Case 7. WPW with AFIB and aberrant conduction     Attempt procainamide initially  and when patient worsens cardiovert.  Admit for ablation.  Dangerous actions for wide complex, irregular rhythm is adenosine, beta-blocker, calcium channel blockers, digoxin.  Anything that slows AV conduction will increase conduction through the bypass tract and worsen clinic condition.

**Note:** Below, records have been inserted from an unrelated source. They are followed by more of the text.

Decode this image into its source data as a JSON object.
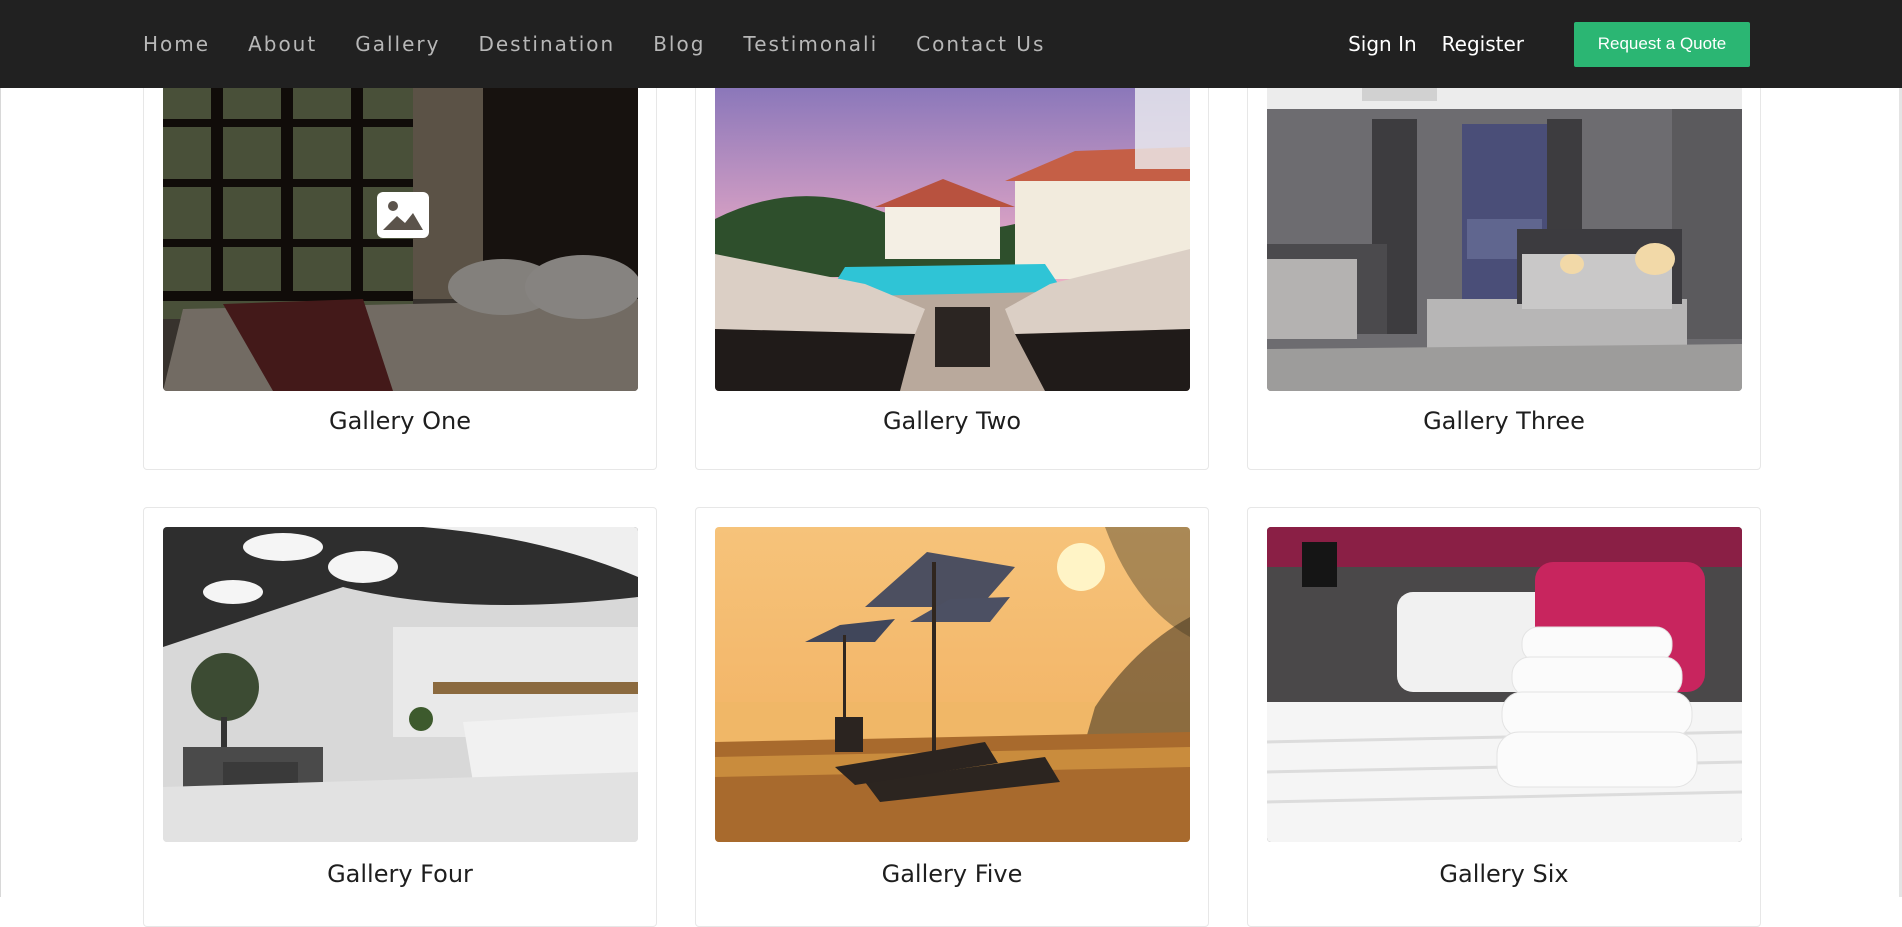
{
  "nav": {
    "links": [
      "Home",
      "About",
      "Gallery",
      "Destination",
      "Blog",
      "Testimonali",
      "Contact Us"
    ],
    "sign_in": "Sign In",
    "register": "Register",
    "quote_button": "Request a Quote"
  },
  "gallery": {
    "items": [
      {
        "title": "Gallery One",
        "icon": "image-icon",
        "hovered": true
      },
      {
        "title": "Gallery Two"
      },
      {
        "title": "Gallery Three"
      },
      {
        "title": "Gallery Four"
      },
      {
        "title": "Gallery Five"
      },
      {
        "title": "Gallery Six"
      }
    ]
  },
  "colors": {
    "nav_bg": "#212121",
    "nav_text": "#b7b7b7",
    "accent": "#2bb673",
    "card_border": "#e7e7e7"
  }
}
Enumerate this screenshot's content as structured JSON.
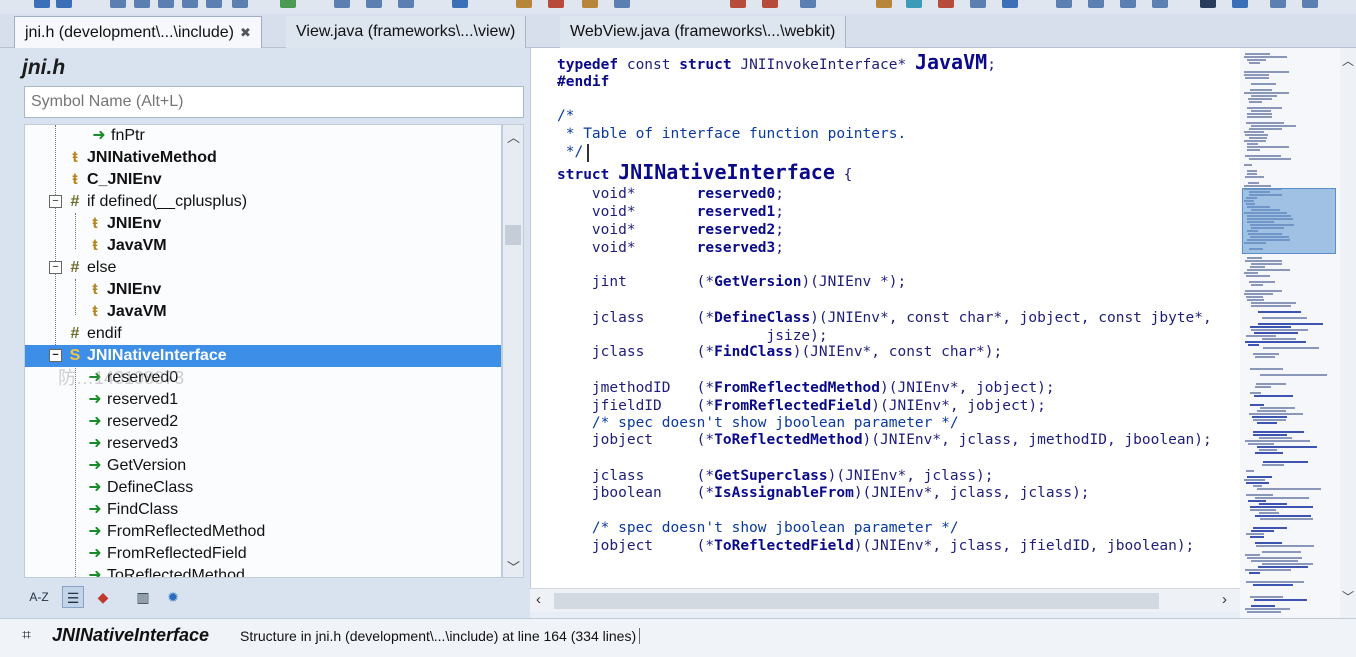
{
  "tabs": [
    {
      "label": "jni.h (development\\...\\include)",
      "close": "✖"
    },
    {
      "label": "View.java (frameworks\\...\\view)"
    },
    {
      "label": "WebView.java (frameworks\\...\\webkit)"
    }
  ],
  "symbols_panel": {
    "file_title": "jni.h",
    "search_placeholder": "Symbol Name (Alt+L)",
    "tree": [
      {
        "label": "fnPtr",
        "icon": "arrow"
      },
      {
        "label": "JNINativeMethod",
        "icon": "typedef",
        "bold": true
      },
      {
        "label": "C_JNIEnv",
        "icon": "typedef",
        "bold": true
      },
      {
        "label": "if defined(__cplusplus)",
        "icon": "preproc"
      },
      {
        "label": "JNIEnv",
        "icon": "typedef",
        "bold": true
      },
      {
        "label": "JavaVM",
        "icon": "typedef",
        "bold": true
      },
      {
        "label": "else",
        "icon": "preproc"
      },
      {
        "label": "JNIEnv",
        "icon": "typedef",
        "bold": true
      },
      {
        "label": "JavaVM",
        "icon": "typedef",
        "bold": true
      },
      {
        "label": "endif",
        "icon": "preproc"
      },
      {
        "label": "JNINativeInterface",
        "icon": "struct",
        "bold": true,
        "selected": true
      },
      {
        "label": "reserved0",
        "icon": "arrow"
      },
      {
        "label": "reserved1",
        "icon": "arrow"
      },
      {
        "label": "reserved2",
        "icon": "arrow"
      },
      {
        "label": "reserved3",
        "icon": "arrow"
      },
      {
        "label": "GetVersion",
        "icon": "arrow"
      },
      {
        "label": "DefineClass",
        "icon": "arrow"
      },
      {
        "label": "FindClass",
        "icon": "arrow"
      },
      {
        "label": "FromReflectedMethod",
        "icon": "arrow"
      },
      {
        "label": "FromReflectedField",
        "icon": "arrow"
      },
      {
        "label": "ToReflectedMethod",
        "icon": "arrow"
      }
    ],
    "watermark": "防…143108873",
    "sort_az_label": "A-Z"
  },
  "code_lines": [
    "typedef const struct JNIInvokeInterface* JavaVM;",
    "#endif",
    "",
    "/*",
    " * Table of interface function pointers.",
    " */",
    "struct JNINativeInterface {",
    "    void*       reserved0;",
    "    void*       reserved1;",
    "    void*       reserved2;",
    "    void*       reserved3;",
    "",
    "    jint        (*GetVersion)(JNIEnv *);",
    "",
    "    jclass      (*DefineClass)(JNIEnv*, const char*, jobject, const jbyte*,",
    "                        jsize);",
    "    jclass      (*FindClass)(JNIEnv*, const char*);",
    "",
    "    jmethodID   (*FromReflectedMethod)(JNIEnv*, jobject);",
    "    jfieldID    (*FromReflectedField)(JNIEnv*, jobject);",
    "    /* spec doesn't show jboolean parameter */",
    "    jobject     (*ToReflectedMethod)(JNIEnv*, jclass, jmethodID, jboolean);",
    "",
    "    jclass      (*GetSuperclass)(JNIEnv*, jclass);",
    "    jboolean    (*IsAssignableFrom)(JNIEnv*, jclass, jclass);",
    "",
    "    /* spec doesn't show jboolean parameter */",
    "    jobject     (*ToReflectedField)(JNIEnv*, jclass, jfieldID, jboolean);"
  ],
  "status": {
    "symbol_name": "JNINativeInterface",
    "description": "Structure in jni.h (development\\...\\include) at line 164 (334 lines)"
  },
  "colors": {
    "selection": "#3c8ee6",
    "keyword": "#0a0a8a",
    "comment": "#0a3aa0"
  }
}
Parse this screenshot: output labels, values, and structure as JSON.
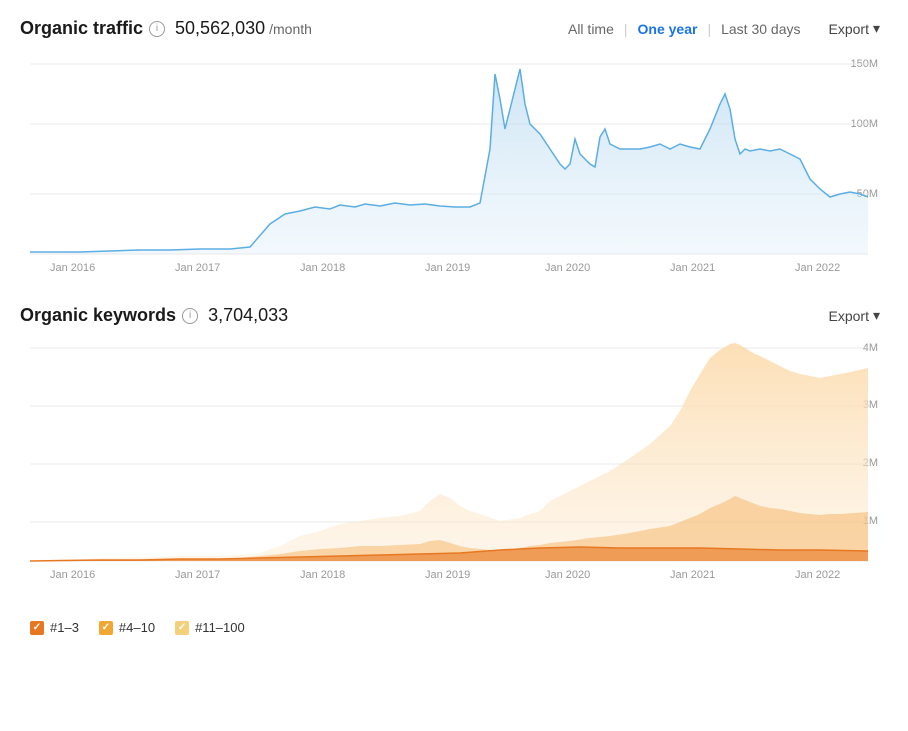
{
  "organic_traffic": {
    "title": "Organic traffic",
    "value": "50,562,030",
    "unit": "/month",
    "info": "i"
  },
  "time_controls": {
    "all_time": "All time",
    "one_year": "One year",
    "last_30_days": "Last 30 days",
    "active": "one_year",
    "export": "Export"
  },
  "organic_keywords": {
    "title": "Organic keywords",
    "value": "3,704,033",
    "info": "i",
    "export": "Export"
  },
  "traffic_chart": {
    "x_labels": [
      "Jan 2016",
      "Jan 2017",
      "Jan 2018",
      "Jan 2019",
      "Jan 2020",
      "Jan 2021",
      "Jan 2022"
    ],
    "y_labels": [
      "150M",
      "100M",
      "50M"
    ],
    "color": "#5baee3",
    "fill": "#d6eaf8"
  },
  "keywords_chart": {
    "x_labels": [
      "Jan 2016",
      "Jan 2017",
      "Jan 2018",
      "Jan 2019",
      "Jan 2020",
      "Jan 2021",
      "Jan 2022"
    ],
    "y_labels": [
      "4M",
      "3M",
      "2M",
      "1M"
    ],
    "legend": [
      {
        "label": "#1–3",
        "color": "#e87722",
        "checked": true
      },
      {
        "label": "#4–10",
        "color": "#f0a832",
        "checked": true
      },
      {
        "label": "#11–100",
        "color": "#f5d07a",
        "checked": true
      }
    ]
  }
}
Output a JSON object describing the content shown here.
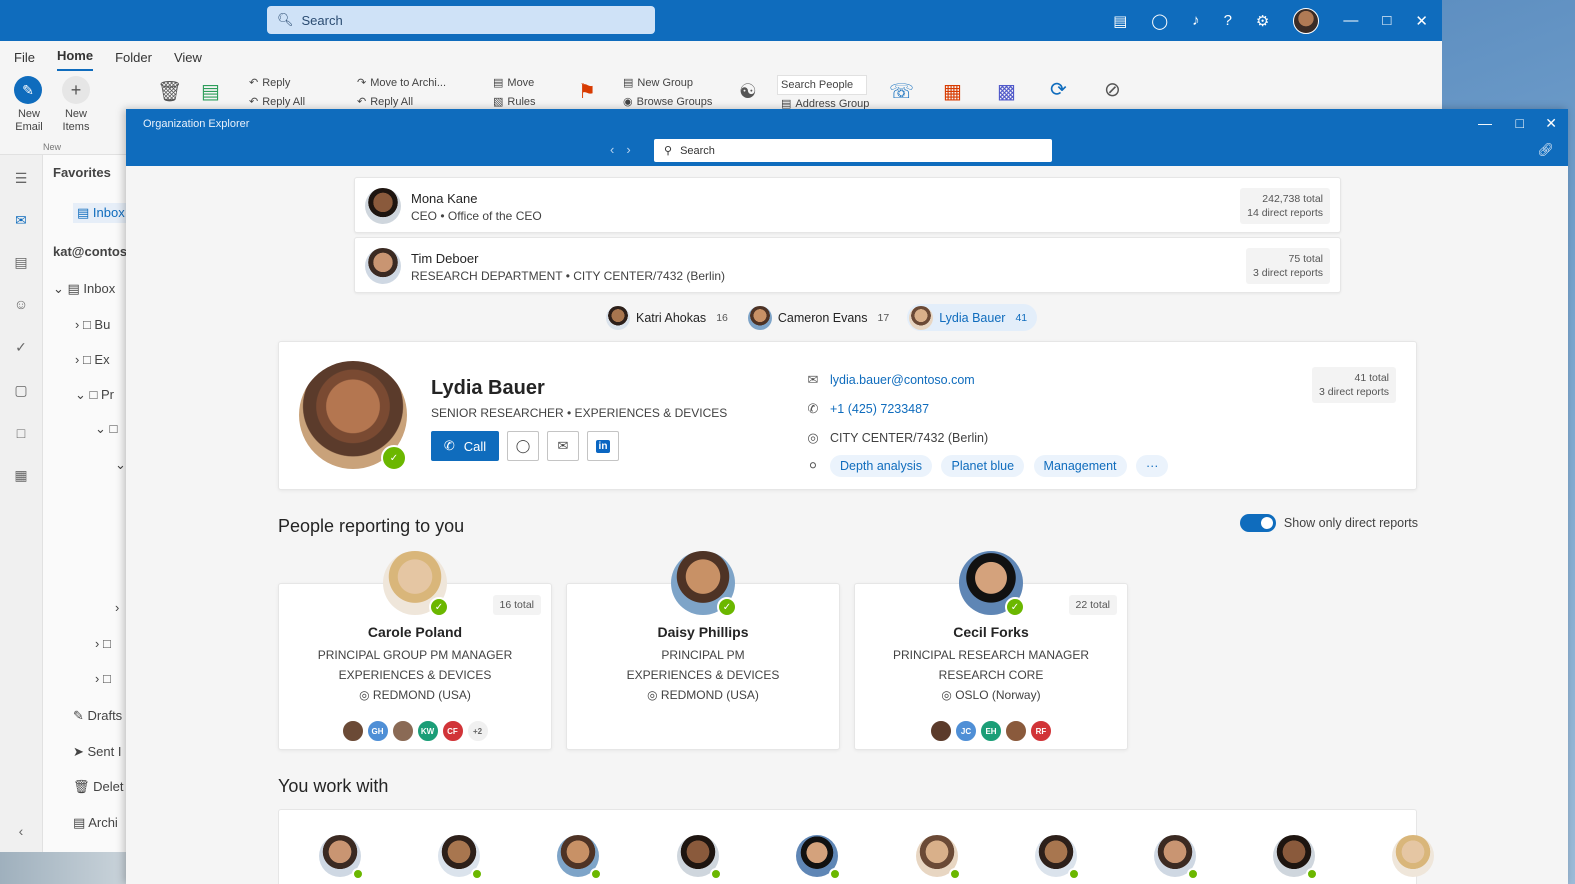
{
  "outlook": {
    "search_placeholder": "Search",
    "menu": [
      "File",
      "Home",
      "Folder",
      "View"
    ],
    "ribbon": {
      "new_email": "New Email",
      "new_items": "New Items",
      "new_group_label": "New",
      "reply": "Reply",
      "reply_all": "Reply All",
      "move_to_archive": "Move to Archi...",
      "move": "Move",
      "rules": "Rules",
      "new_group": "New Group",
      "browse_groups": "Browse Groups",
      "search_people": "Search People",
      "address_book": "Address Group"
    },
    "folders": {
      "favorites": "Favorites",
      "inbox_fav": "Inbox",
      "account": "kat@contoso",
      "inbox": "Inbox",
      "sub1": "Bu",
      "sub2": "Ex",
      "sub3": "Pr",
      "drafts": "Drafts",
      "sent": "Sent I",
      "deleted": "Delet",
      "archive": "Archi"
    }
  },
  "org_explorer": {
    "title": "Organization Explorer",
    "search_placeholder": "Search",
    "chain": [
      {
        "name": "Mona Kane",
        "subtitle": "CEO • Office of the CEO",
        "total": "242,738 total",
        "direct": "14 direct reports"
      },
      {
        "name": "Tim Deboer",
        "subtitle": "RESEARCH DEPARTMENT • CITY CENTER/7432 (Berlin)",
        "total": "75 total",
        "direct": "3 direct reports"
      }
    ],
    "peers": [
      {
        "name": "Katri Ahokas",
        "count": "16"
      },
      {
        "name": "Cameron Evans",
        "count": "17"
      },
      {
        "name": "Lydia Bauer",
        "count": "41"
      }
    ],
    "profile": {
      "name": "Lydia Bauer",
      "title": "SENIOR RESEARCHER • EXPERIENCES & DEVICES",
      "call_label": "Call",
      "email": "lydia.bauer@contoso.com",
      "phone": "+1 (425) 7233487",
      "location": "CITY CENTER/7432 (Berlin)",
      "skills": [
        "Depth analysis",
        "Planet blue",
        "Management"
      ],
      "more_label": "···",
      "total": "41 total",
      "direct": "3 direct reports"
    },
    "reporting_title": "People reporting to you",
    "toggle_label": "Show only direct reports",
    "reports": [
      {
        "name": "Carole Poland",
        "title": "PRINCIPAL GROUP PM MANAGER",
        "org": "EXPERIENCES & DEVICES",
        "location": "REDMOND (USA)",
        "total": "16 total",
        "minis": [
          {
            "label": "",
            "color": "#6b4a36"
          },
          {
            "label": "GH",
            "color": "#4f8fd6"
          },
          {
            "label": "",
            "color": "#8a6a55"
          },
          {
            "label": "KW",
            "color": "#1b9e77"
          },
          {
            "label": "CF",
            "color": "#d13438"
          },
          {
            "label": "+2",
            "color": "#f0f0f0"
          }
        ]
      },
      {
        "name": "Daisy Phillips",
        "title": "PRINCIPAL PM",
        "org": "EXPERIENCES & DEVICES",
        "location": "REDMOND (USA)",
        "total": "",
        "minis": []
      },
      {
        "name": "Cecil Forks",
        "title": "PRINCIPAL RESEARCH MANAGER",
        "org": "RESEARCH CORE",
        "location": "OSLO (Norway)",
        "total": "22 total",
        "minis": [
          {
            "label": "",
            "color": "#5b3b2b"
          },
          {
            "label": "JC",
            "color": "#4f8fd6"
          },
          {
            "label": "EH",
            "color": "#1b9e77"
          },
          {
            "label": "",
            "color": "#8a5a3c"
          },
          {
            "label": "RF",
            "color": "#d13438"
          }
        ]
      }
    ],
    "work_title": "You work with"
  },
  "colors": {
    "accent": "#0f6cbd",
    "presence": "#6bb700"
  }
}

Case 8.  3rd degree heart block due to Lyme disease with carditis     Patient needs  attempt at transcutaneous pacing and when that fails proceed to transvenous pacing.   Patient required IV antibiotics (Rocephin,  Cefotaxme, Pen G, IV doxy should work as well if patient has severe PCN allergy)  PO doxycycline is not adequate for Lyme Carditis.  Be sure to provide sedation/analgesia prior to transcutaneous pacing.   Heart block will resolve with IV antibiotics.    3rd degree block has a wide QRS and there is no consistant  PR relationship.  There is AV dissociation.



Patel         Study Guide     Wound Management


I am sorry but I missed the majority of this excellent presentation.


Storage of amputated digit:  Wrap body part in saline moistened gauze.   Place body part & guaze in plastic bag and then place plastic bag on ice. 


Wound prep prior to laceration repair: do not shave surrounding hair.  Ok to clip hair or mat hair down away from wound with antibiotic ointment. 


Tissue adhesive has similar cosmetic outcome to sutures. 

Saddle nose deformity is the complication of untreated nasal septal hematoma.


Christine comment:  This is bread and butter emergency medicine.  You must read this chapter!